Think of the ancient Middle East as the first data point in understanding the story of humans, together.

This is the beginning of us.

What are the ideals and ambitions, the rules and tools, the material and conceptual breakthroughs necessary to forge a collective identity and life? How does “me” become “us”—and how fragile or resilient is that sense of unity? We live in a time when these questions have fresh urgency. But at the Oriental Institute of the University of Chicago, we know these are the very same questions that humans confronted thousands of years ago, when they first built lives together in the ancient Middle East, giving rise to the world’s first villages, cities, and empires. Understanding how these people interacted with and depended on each other then, offers us new ways to understand who we are now—and who we can be.


Our purpose involves us in the task of recovering a great group of lost civilizations.

James H. Breasted, OI Founder
James H. Breasted at his desk in Haskell Hall
James H. Breasted at his desk in Haskell Hall

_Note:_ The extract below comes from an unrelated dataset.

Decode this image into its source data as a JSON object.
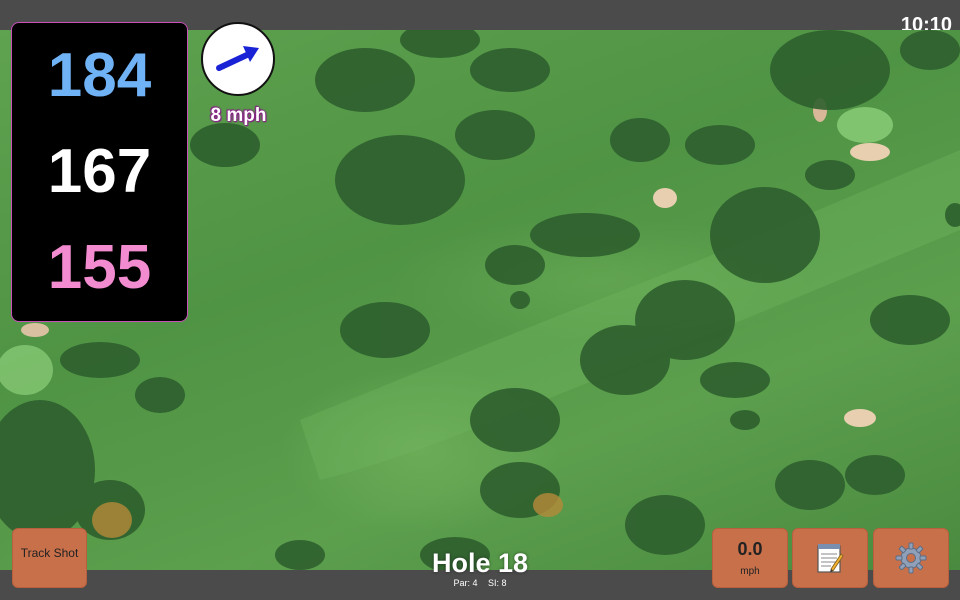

In 1919, James Henry Breasted founded the OI at the University of Chicago with a radical idea. He insisted that who we are—how we live as humans together—began not in Greece or Rome, but rather in the complex civilizations that emerged in an area of the ancient Middle East that he vividly named “The Fertile Crescent.” Breasted was appointed as faculty in 1894 by William R. Harper, the first president of the University of Chicago, and received financial support and encouragement from John D. Rockefeller, Jr., for the founding of the OI.

The OI has led a century of excavations and research projects throughout the Middle East, many of which continue today in countries including Egypt, Iraq, Turkey, and Afghanistan. The comprehensive and rigorous work of OI scholars deciphers ancient languages; reconstructs histories, literatures, and religions of long-lost civilizations; and creates transformative dictionaries that serve as cultural encyclopedias essential to our understanding of the ancient world.

100 years of research
10,000 years of history